- _DESCRIPTION OF THE TASK_: Every line in the records below that holds "icon" must be identified and copied.

- _THE DATA_:
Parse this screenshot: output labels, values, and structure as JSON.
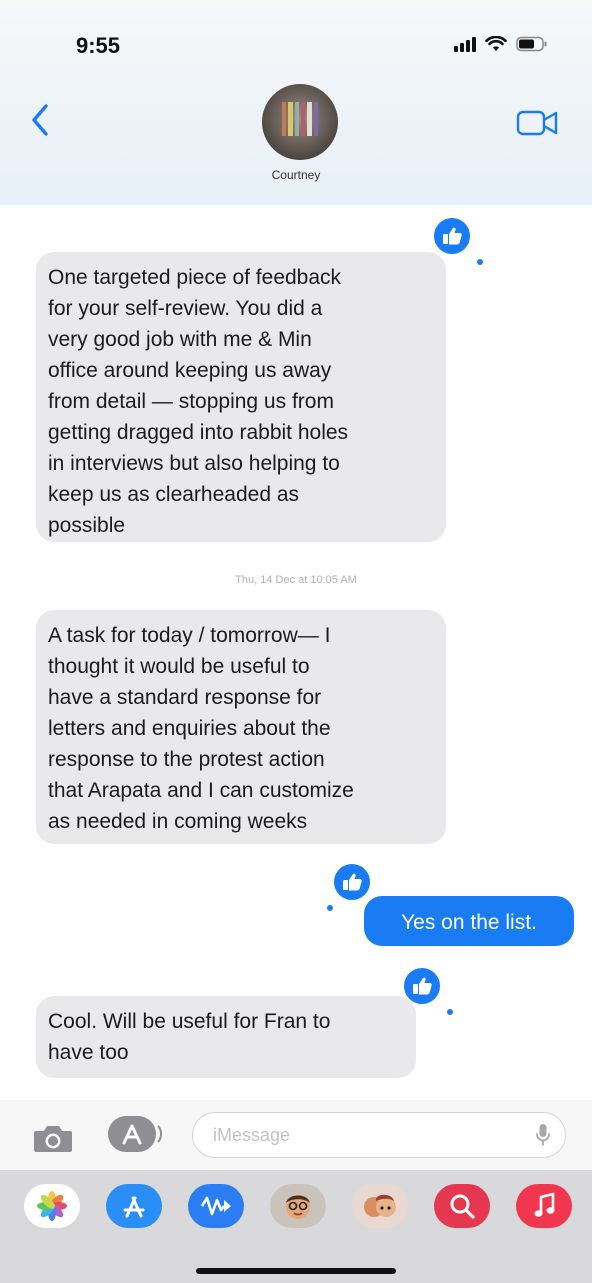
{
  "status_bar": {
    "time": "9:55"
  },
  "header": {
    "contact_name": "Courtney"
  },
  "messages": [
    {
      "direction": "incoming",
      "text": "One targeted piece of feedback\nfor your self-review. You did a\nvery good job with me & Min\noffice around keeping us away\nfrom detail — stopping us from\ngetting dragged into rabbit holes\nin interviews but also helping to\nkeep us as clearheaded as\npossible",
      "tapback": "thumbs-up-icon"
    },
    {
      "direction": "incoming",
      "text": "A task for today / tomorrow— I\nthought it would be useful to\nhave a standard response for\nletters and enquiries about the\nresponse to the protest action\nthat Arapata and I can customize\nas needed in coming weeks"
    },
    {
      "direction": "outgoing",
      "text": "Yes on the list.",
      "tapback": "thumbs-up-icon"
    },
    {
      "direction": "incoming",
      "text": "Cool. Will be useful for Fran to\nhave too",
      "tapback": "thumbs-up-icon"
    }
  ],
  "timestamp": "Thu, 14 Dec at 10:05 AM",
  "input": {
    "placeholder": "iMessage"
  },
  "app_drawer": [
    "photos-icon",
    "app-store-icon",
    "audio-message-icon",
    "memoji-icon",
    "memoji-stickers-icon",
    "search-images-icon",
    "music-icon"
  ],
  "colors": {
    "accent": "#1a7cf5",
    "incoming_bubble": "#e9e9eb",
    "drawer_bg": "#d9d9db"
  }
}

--

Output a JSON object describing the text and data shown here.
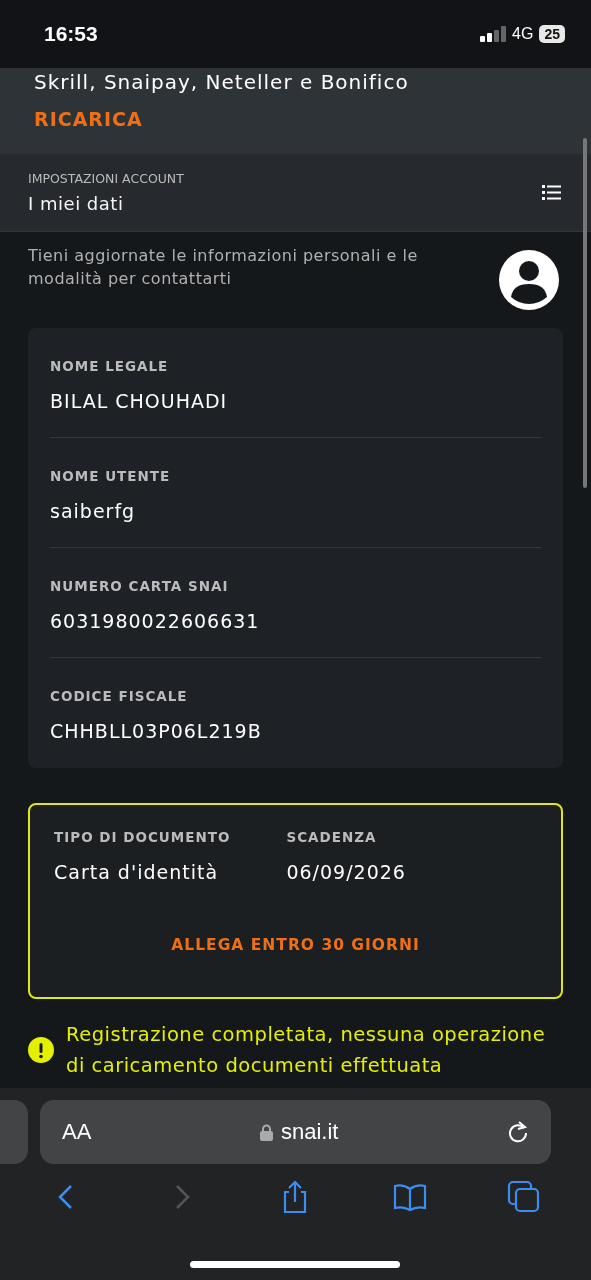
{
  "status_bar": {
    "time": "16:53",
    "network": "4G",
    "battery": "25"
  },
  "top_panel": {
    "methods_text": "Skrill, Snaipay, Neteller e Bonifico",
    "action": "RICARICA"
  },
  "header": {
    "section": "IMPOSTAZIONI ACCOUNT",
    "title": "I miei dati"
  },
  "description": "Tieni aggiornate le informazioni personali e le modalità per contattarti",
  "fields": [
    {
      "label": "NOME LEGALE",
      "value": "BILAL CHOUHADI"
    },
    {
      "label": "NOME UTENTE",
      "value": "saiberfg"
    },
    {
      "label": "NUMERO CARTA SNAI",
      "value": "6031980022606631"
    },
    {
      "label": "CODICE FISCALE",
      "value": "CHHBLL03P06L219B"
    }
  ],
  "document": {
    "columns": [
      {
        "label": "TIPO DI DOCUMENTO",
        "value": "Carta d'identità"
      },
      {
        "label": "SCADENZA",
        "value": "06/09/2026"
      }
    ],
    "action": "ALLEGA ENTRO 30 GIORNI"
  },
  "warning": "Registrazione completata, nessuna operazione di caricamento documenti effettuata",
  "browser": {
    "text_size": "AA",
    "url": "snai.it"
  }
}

- _RESPONSE TO THE TASK_:
      "tapback": "thumbs-up-icon"
      "tapback": "thumbs-up-icon"
      "tapback": "thumbs-up-icon"
    "photos-icon",
    "app-store-icon",
    "audio-message-icon",
    "memoji-icon",
    "memoji-stickers-icon",
    "search-images-icon",
    "music-icon"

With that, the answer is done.